Records drawn from a dataset:

○ ○ ○ ○

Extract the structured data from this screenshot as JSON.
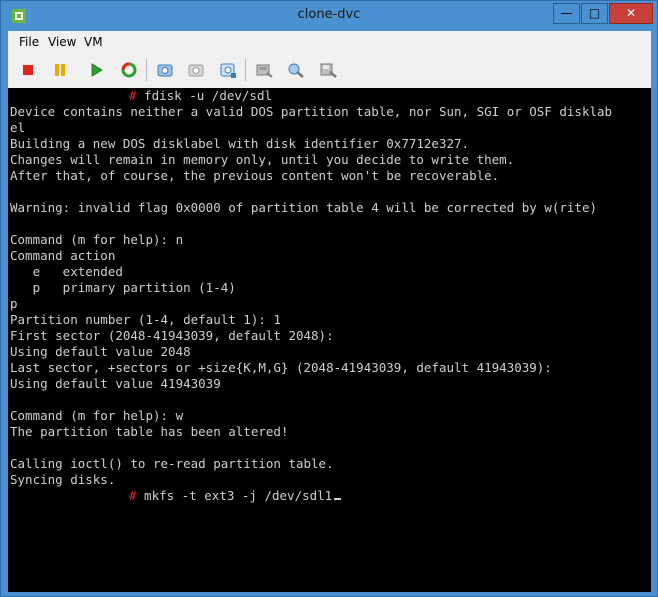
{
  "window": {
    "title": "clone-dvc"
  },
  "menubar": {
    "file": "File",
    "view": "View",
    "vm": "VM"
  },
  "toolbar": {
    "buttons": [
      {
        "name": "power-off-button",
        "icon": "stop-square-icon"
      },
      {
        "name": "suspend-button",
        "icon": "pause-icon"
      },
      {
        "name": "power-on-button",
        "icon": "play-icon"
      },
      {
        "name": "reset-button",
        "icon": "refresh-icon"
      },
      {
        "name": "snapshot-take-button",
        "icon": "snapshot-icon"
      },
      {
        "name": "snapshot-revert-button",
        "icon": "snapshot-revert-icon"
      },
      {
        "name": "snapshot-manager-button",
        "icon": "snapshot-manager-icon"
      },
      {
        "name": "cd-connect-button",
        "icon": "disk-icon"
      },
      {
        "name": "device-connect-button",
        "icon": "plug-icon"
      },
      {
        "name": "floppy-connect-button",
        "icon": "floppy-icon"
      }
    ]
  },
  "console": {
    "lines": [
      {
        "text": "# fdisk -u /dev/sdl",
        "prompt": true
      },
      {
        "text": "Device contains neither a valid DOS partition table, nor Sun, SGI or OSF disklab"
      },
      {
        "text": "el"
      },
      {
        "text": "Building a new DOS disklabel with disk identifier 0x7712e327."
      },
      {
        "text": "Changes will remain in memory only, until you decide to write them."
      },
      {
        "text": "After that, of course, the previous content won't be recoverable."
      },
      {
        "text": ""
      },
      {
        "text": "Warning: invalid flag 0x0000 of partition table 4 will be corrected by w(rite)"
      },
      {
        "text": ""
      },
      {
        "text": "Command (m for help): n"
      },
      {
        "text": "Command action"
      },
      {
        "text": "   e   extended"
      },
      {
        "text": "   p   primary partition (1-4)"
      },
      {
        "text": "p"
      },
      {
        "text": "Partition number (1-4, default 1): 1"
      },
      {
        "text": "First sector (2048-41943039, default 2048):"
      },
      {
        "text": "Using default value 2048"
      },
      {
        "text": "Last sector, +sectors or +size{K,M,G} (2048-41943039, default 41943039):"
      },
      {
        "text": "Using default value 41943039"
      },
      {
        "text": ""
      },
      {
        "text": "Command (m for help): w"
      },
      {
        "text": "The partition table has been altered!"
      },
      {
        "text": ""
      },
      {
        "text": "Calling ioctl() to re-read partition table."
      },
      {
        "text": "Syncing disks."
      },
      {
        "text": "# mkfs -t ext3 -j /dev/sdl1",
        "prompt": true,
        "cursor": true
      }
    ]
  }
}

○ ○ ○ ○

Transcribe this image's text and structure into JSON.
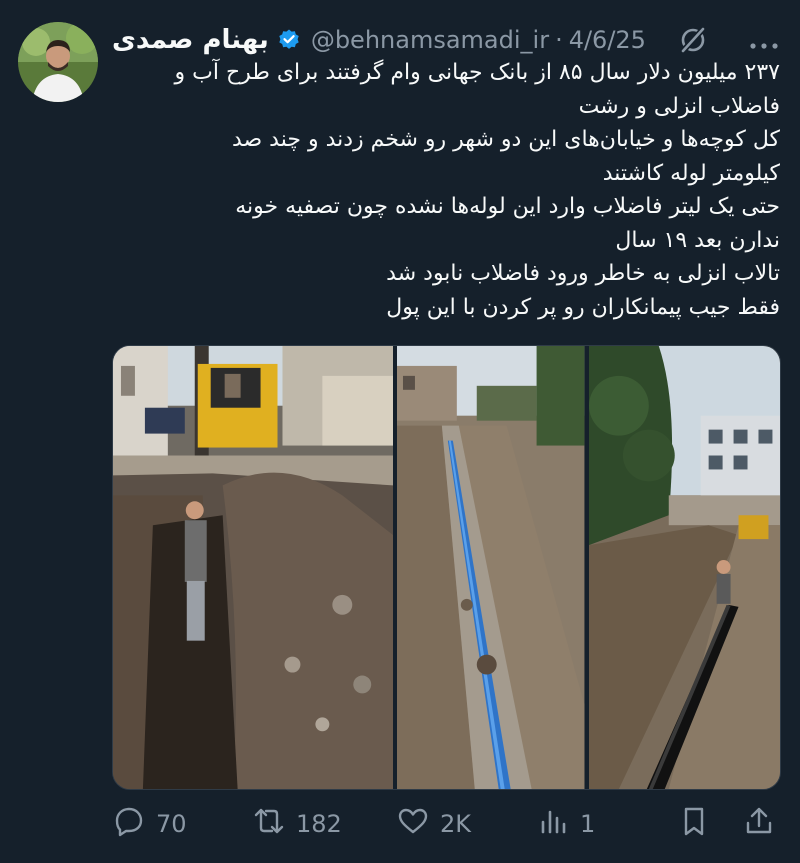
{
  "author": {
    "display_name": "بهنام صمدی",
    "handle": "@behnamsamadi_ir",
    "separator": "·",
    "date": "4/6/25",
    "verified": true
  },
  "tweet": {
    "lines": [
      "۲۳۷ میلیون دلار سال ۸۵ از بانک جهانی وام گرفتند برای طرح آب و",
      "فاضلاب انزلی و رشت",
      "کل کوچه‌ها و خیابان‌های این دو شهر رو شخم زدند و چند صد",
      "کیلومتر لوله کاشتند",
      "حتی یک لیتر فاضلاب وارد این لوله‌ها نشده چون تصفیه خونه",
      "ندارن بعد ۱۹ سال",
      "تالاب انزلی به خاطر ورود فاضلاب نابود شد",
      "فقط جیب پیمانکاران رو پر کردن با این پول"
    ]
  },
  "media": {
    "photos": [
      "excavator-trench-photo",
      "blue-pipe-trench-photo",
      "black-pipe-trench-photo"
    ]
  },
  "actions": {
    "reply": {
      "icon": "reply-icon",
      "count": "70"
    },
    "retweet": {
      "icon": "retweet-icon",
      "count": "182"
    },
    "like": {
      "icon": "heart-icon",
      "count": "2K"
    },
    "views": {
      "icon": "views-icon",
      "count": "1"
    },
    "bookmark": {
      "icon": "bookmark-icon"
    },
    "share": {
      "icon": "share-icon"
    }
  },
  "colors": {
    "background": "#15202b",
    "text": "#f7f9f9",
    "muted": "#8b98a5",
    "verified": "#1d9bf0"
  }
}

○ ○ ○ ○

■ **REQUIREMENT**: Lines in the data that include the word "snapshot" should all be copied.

■ **TASK RESPONSE**:
        "name": "snapshot-take-button",
        "icon": "snapshot-icon"
        "name": "snapshot-revert-button",
        "icon": "snapshot-revert-icon"
        "name": "snapshot-manager-button",
        "icon": "snapshot-manager-icon"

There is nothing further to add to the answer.